The October 14 event is sold out. What's in store for the group of 20-25 people who are zeroed in on to meet up this Sunday? Floh's blog declares: "We have a totally unique line up of experiences for Delhi starting with a spectacular Vintage and Classic Car event exclusively for Floh members, right in front of the Qutab Minar. This has been organised in arrangement with the Heritage Motoring Society of India and the line-up features Rolls Royce, Jaguar, Cadillac, Buick and many more classic cars in addition to a collection of pre-WW II motorcycles. Members will not only get to see these beauties but will be offered a once-in-a-lifetime chance to actually ride in them!"
The good news is that more events will follow in the coming weeks in Delhi. I met the helmsman again before their startup jives into the second phase. It had to be asked, why Delhi? "We are most excited about Delhi, even more than Mumbai because the problem is more acute in Delhi. Bangalore is laid back and Mumbai is more chilled out but if you don't have a clique in Delhi one doesn't know how to go about it."
I ask Siddharth how Floh will help Delhiites find likeminded people. He tells me the three ways in which his idea can help people who are single but don't quite know how to go about exploring options. He avers that Floh saves times (no sifting through data), is more real (you meet people in person) and he says that his research shows that parents are loving the concept.
So can anyone and everyone in Delhi play? Not quite and Siddharth is unequivocally insistent about this. "Education background is very important, we are speaking to a very specific educated urban audience. Most of our folks will have Masters degree and they'll be well-travelled."

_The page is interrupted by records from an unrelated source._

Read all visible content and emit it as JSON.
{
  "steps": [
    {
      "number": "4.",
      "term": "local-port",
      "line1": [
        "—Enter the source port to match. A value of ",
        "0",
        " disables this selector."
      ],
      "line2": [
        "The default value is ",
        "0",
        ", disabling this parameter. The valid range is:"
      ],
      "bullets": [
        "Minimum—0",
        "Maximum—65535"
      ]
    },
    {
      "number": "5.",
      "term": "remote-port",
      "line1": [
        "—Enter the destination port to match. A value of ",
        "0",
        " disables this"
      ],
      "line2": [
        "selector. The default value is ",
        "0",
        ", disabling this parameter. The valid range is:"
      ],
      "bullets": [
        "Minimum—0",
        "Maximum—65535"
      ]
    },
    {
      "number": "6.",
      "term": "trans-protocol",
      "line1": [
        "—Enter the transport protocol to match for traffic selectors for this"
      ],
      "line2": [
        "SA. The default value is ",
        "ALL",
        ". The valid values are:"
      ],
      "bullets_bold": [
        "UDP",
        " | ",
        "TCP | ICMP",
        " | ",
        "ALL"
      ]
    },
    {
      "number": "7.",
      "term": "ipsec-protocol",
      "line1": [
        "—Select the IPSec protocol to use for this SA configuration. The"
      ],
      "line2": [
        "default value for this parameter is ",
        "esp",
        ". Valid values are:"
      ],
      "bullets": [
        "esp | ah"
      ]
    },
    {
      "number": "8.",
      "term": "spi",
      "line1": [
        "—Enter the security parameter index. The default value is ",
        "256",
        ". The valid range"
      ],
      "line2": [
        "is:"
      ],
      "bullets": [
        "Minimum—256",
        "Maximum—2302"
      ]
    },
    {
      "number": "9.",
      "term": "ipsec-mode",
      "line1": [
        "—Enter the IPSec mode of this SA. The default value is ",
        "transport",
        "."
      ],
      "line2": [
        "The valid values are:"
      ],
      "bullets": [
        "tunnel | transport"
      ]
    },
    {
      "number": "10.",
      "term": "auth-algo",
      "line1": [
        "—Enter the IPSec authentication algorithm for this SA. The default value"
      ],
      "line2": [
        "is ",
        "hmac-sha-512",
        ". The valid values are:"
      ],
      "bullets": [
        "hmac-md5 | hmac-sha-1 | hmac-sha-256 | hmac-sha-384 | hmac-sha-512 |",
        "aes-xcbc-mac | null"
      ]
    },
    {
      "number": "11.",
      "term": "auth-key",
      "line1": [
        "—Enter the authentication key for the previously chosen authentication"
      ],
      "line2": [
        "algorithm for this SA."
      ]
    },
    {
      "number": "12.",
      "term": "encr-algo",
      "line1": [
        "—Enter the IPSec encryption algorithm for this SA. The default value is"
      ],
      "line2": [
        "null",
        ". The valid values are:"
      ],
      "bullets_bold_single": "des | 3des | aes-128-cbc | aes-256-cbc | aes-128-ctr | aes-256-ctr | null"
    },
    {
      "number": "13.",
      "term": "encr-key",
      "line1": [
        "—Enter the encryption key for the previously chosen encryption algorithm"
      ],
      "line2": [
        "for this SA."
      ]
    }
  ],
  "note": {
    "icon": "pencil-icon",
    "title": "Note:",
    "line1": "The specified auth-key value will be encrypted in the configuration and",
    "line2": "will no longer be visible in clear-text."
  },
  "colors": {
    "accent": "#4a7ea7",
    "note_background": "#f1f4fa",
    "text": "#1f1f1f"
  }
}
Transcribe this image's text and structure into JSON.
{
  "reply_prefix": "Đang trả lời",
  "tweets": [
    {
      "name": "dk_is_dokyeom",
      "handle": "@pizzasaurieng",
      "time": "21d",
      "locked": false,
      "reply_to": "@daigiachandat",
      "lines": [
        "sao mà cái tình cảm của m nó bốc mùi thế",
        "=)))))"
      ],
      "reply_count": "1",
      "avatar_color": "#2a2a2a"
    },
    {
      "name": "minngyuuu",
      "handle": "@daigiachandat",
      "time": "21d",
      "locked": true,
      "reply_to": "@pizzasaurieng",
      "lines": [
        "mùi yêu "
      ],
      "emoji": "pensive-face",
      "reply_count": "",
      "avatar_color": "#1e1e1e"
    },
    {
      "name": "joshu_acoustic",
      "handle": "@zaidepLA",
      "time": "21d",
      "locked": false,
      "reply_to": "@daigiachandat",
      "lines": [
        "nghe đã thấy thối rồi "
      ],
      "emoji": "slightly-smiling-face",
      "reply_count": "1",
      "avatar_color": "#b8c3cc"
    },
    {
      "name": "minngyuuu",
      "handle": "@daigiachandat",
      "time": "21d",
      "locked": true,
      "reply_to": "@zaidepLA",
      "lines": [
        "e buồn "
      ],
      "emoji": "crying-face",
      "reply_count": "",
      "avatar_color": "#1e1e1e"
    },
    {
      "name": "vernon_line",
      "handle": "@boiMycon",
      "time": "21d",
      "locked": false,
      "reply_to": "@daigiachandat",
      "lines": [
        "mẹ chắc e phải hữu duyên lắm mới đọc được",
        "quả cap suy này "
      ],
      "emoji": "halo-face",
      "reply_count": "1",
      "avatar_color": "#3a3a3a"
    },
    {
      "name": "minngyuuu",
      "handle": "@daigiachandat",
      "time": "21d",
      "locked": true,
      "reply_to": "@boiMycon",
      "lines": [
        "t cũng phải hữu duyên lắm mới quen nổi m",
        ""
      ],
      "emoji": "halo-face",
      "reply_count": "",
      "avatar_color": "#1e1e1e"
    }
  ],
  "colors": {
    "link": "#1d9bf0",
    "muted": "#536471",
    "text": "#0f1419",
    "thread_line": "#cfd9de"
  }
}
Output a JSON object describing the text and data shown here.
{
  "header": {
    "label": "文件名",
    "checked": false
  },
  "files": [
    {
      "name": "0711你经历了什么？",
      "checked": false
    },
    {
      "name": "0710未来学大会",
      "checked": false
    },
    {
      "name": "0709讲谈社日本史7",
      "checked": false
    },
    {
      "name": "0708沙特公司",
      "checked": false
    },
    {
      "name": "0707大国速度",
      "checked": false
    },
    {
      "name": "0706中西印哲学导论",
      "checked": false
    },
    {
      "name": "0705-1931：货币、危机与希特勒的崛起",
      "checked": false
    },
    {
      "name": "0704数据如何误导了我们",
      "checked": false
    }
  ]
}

I insinuate if Floh is elitist but he dispels the cloud. "That's just a business call, it's a market that we understand well and it's a need that's not being served. It's not as if we don't acknowledge other segments but we're not going there. Frankly we don't have the wherewithal to handle that and there are other players who are addressing that. If you look at a matrimonial site, they would go to a tier 3 city and cater to everyone."
Still keen to undersatnd if lack of class or money can diminish right of admission for a Delhiite. "It isn't elitist in the sense that one needs to be super wealthy but I would say that it is selective based on your taste and exposure and where your mind is oriented towards. Some of our events are even Rs 500 - for example a Heritage Walk event- would include a full breakfast."
How do group dynamics work? Siddharth said that contrary to our presumption men are lone rangers joining the group alone and women on the other hand come in groups, finding strength in number.
Since last I met him, out of curiosity I ask him, if Floh is now a money-making venture. He answers in the affirmative. It's now a team of 8 in all with 3 founders. Is there a prototype anywhere for Floh? He says there isn't any anology in the West for what they are doing at Floh. But is Delhi, is India truly ready for the concept? Take the poll and tell us.